======== MATERIAL PROVIDED ========

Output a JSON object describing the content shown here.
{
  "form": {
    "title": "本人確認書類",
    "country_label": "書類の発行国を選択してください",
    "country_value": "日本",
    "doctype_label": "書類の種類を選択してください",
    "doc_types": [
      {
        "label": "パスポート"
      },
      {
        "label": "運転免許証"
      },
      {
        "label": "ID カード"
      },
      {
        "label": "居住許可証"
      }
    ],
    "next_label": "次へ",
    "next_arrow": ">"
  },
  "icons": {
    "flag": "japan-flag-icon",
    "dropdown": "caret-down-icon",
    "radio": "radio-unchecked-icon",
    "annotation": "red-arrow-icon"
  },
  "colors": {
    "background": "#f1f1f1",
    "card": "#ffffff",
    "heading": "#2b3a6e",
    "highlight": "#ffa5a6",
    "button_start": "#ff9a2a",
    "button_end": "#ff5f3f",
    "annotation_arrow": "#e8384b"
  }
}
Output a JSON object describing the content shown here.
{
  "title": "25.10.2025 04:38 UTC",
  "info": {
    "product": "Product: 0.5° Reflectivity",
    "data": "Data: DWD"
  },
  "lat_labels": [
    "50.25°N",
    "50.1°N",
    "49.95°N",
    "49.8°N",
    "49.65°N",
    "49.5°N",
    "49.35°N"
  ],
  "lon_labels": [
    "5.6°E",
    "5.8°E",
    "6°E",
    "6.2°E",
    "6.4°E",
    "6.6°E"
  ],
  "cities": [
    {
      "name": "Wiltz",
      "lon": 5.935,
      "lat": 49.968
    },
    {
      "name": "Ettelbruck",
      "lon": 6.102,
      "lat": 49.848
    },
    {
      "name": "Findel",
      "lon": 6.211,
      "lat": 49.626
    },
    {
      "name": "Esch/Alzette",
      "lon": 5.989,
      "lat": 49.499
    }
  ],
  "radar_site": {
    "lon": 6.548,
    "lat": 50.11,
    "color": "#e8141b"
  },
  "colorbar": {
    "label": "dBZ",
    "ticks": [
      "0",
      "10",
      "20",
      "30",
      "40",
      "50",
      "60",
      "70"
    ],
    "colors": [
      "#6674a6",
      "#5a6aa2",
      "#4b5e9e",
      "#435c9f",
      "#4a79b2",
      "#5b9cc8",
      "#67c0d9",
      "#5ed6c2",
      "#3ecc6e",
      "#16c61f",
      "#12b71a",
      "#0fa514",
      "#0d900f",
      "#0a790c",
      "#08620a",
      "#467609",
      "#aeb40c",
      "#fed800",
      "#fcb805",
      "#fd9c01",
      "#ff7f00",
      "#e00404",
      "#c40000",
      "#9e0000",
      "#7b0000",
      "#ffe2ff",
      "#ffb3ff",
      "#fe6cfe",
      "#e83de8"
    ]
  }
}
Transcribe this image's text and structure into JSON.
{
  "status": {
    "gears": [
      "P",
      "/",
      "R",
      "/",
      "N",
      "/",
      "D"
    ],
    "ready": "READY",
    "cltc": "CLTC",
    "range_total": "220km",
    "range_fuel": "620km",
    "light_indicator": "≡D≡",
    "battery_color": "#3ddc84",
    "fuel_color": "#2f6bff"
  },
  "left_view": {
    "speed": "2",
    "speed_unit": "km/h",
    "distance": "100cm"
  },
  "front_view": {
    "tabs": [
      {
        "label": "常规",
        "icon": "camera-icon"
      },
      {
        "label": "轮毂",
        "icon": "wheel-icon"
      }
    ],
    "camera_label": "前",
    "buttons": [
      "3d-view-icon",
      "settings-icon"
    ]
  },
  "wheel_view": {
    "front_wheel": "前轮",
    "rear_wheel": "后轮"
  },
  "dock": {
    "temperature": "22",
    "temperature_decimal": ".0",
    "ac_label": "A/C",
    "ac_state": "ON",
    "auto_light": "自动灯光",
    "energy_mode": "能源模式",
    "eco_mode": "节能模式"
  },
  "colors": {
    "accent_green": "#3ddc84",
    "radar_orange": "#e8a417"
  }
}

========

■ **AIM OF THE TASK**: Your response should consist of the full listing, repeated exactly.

■ **SOLUTION**:
Output a JSON object describing the content shown here.
{
  "form": {
    "title": "本人確認書類",
    "country_label": "書類の発行国を選択してください",
    "country_value": "日本",
    "doctype_label": "書類の種類を選択してください",
    "doc_types": [
      {
        "label": "パスポート"
      },
      {
        "label": "運転免許証"
      },
      {
        "label": "ID カード"
      },
      {
        "label": "居住許可証"
      }
    ],
    "next_label": "次へ",
    "next_arrow": ">"
  },
  "icons": {
    "flag": "japan-flag-icon",
    "dropdown": "caret-down-icon",
    "radio": "radio-unchecked-icon",
    "annotation": "red-arrow-icon"
  },
  "colors": {
    "background": "#f1f1f1",
    "card": "#ffffff",
    "heading": "#2b3a6e",
    "highlight": "#ffa5a6",
    "button_start": "#ff9a2a",
    "button_end": "#ff5f3f",
    "annotation_arrow": "#e8384b"
  }
}
Output a JSON object describing the content shown here.
{
  "title": "25.10.2025 04:38 UTC",
  "info": {
    "product": "Product: 0.5° Reflectivity",
    "data": "Data: DWD"
  },
  "lat_labels": [
    "50.25°N",
    "50.1°N",
    "49.95°N",
    "49.8°N",
    "49.65°N",
    "49.5°N",
    "49.35°N"
  ],
  "lon_labels": [
    "5.6°E",
    "5.8°E",
    "6°E",
    "6.2°E",
    "6.4°E",
    "6.6°E"
  ],
  "cities": [
    {
      "name": "Wiltz",
      "lon": 5.935,
      "lat": 49.968
    },
    {
      "name": "Ettelbruck",
      "lon": 6.102,
      "lat": 49.848
    },
    {
      "name": "Findel",
      "lon": 6.211,
      "lat": 49.626
    },
    {
      "name": "Esch/Alzette",
      "lon": 5.989,
      "lat": 49.499
    }
  ],
  "radar_site": {
    "lon": 6.548,
    "lat": 50.11,
    "color": "#e8141b"
  },
  "colorbar": {
    "label": "dBZ",
    "ticks": [
      "0",
      "10",
      "20",
      "30",
      "40",
      "50",
      "60",
      "70"
    ],
    "colors": [
      "#6674a6",
      "#5a6aa2",
      "#4b5e9e",
      "#435c9f",
      "#4a79b2",
      "#5b9cc8",
      "#67c0d9",
      "#5ed6c2",
      "#3ecc6e",
      "#16c61f",
      "#12b71a",
      "#0fa514",
      "#0d900f",
      "#0a790c",
      "#08620a",
      "#467609",
      "#aeb40c",
      "#fed800",
      "#fcb805",
      "#fd9c01",
      "#ff7f00",
      "#e00404",
      "#c40000",
      "#9e0000",
      "#7b0000",
      "#ffe2ff",
      "#ffb3ff",
      "#fe6cfe",
      "#e83de8"
    ]
  }
}
Transcribe this image's text and structure into JSON.
{
  "status": {
    "gears": [
      "P",
      "/",
      "R",
      "/",
      "N",
      "/",
      "D"
    ],
    "ready": "READY",
    "cltc": "CLTC",
    "range_total": "220km",
    "range_fuel": "620km",
    "light_indicator": "≡D≡",
    "battery_color": "#3ddc84",
    "fuel_color": "#2f6bff"
  },
  "left_view": {
    "speed": "2",
    "speed_unit": "km/h",
    "distance": "100cm"
  },
  "front_view": {
    "tabs": [
      {
        "label": "常规",
        "icon": "camera-icon"
      },
      {
        "label": "轮毂",
        "icon": "wheel-icon"
      }
    ],
    "camera_label": "前",
    "buttons": [
      "3d-view-icon",
      "settings-icon"
    ]
  },
  "wheel_view": {
    "front_wheel": "前轮",
    "rear_wheel": "后轮"
  },
  "dock": {
    "temperature": "22",
    "temperature_decimal": ".0",
    "ac_label": "A/C",
    "ac_state": "ON",
    "auto_light": "自动灯光",
    "energy_mode": "能源模式",
    "eco_mode": "节能模式"
  },
  "colors": {
    "accent_green": "#3ddc84",
    "radar_orange": "#e8a417"
  }
}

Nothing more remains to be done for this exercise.